30 November 2013

Old People Seen but not Heard in Nanjing

Many Chinese cities now allow riders of mass transit to use various rechargeable methods for paying bus, taxi, and subway fares. Riders boarding don't need to fish for small change from the  bottoms of their pockets. They can simply swipe a card across an electronic sensor, which causes the system to emit a loud beep. Students receiving subsidized fares when swiping their cards generate a different response: "xue sheng piao", which is the equivalent of student ticket or student fare. And up until recently riders of a certain age and above generated the response: "lao ren ka" elderly card, or perhaps, senior citizen card.
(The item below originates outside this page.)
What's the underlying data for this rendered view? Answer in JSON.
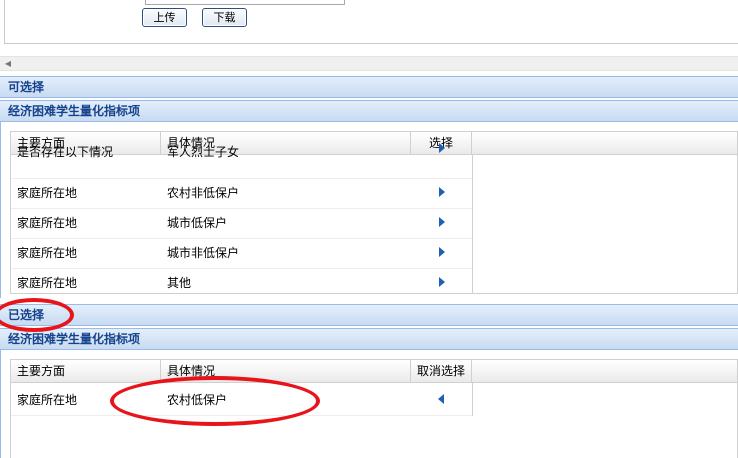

These were the three responses. Well, there is a response that means, more or less, "please try again" but I don't remember how it sounds. No more than two weeks ago, I started hearing a new response: "nin hao", which is the formal expression for hello used, if at all, by young people to address somebody senior or of higher rank. It sounds like "ning hao" to me, but that's another matter. It took me a few bumpy bus rides with my mind routinely wandering to realize that this new expression had replaced the previously standard "lao ren ka".
I don't know what to make of this development and I've heard nobody comment on it. My first impulse is to suspect that a cohort of the more mature members of society did not enjoy being regularly reminded of their dates of birth relative to the other riders. I know none of them ever complain about the free fares. Is it possible that ageism has become a sensitive topic in the PRC? Is being 'lao' no longer the same as being revered? I don't know what to make of this, but I wish they would stop calling me lao wai and pointing whenever I get on the same bus. A simple ni hao would be readily appreciated.